This tiny hamlet just to the Northwest of Dachau was the site of a massacre the day the camp was liberated. A Waffen-ϟϟ unit had arrived to take up defensive positions in trenches dug around the farms by French POW workers in order to delay the advance of American tanks of the 20th Armoured Division and infantry units of the 7th US Army which was approaching Dachau. The farms, mostly run by women (whose husbands were either dead, prisoners of war or still fighting) with the help of French POWs, came under fire on the morning of April 29 forcing all inhabitants to rush for the cellars. One soldier of Company F of the US 222nd Infantry Regiment of the 42nd Rainbow Division was killed upon entering the hamlet under fire from the Waffen-ϟϟ unit. This led the first German to emerge from the cellar, the farm's owner Herr Furtmayer, to be immediately shot. 
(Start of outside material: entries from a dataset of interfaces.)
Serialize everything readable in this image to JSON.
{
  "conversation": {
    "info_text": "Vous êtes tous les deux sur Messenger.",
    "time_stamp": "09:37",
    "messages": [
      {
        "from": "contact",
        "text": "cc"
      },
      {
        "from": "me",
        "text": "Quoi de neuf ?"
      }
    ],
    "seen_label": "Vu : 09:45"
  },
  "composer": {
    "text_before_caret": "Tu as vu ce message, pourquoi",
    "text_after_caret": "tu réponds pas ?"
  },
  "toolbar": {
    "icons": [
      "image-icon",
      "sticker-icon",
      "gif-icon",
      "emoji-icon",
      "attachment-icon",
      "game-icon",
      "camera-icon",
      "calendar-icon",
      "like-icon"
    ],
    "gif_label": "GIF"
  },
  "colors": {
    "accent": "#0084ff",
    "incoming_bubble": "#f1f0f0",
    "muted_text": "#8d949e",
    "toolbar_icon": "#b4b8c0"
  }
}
The French PoWs then informed the Americans that that only civilians were actually hiding in the cellars which led the soldiers to round up the men of the ϟϟ unit. The first of those to surrender was an officer, Freiherr von Truchsess, who led a detachment of seventeen men who was then struck with a trenching tool splitting his head open. The others were lined up in the farmyard and summarily shot. On a slight rise behind the hamlet, another group of eight ϟϟ were shot. Their bodies were found lying in a straight line with their weapons and ammunition belts neatly laid on the ground suggesting that the men were shot after they surrendered. Altogether, one ϟϟ officer and forty one men lay dead as the infantry regiment proceeded on their way towards Dachau. Next day the local people, with the help of the French POWs, buried the bodies in a field to be later exhumed by the German War Graves Commission and returned to their families. The site today is remembered by a memorial; photos above taken on the anniversary of the massacre.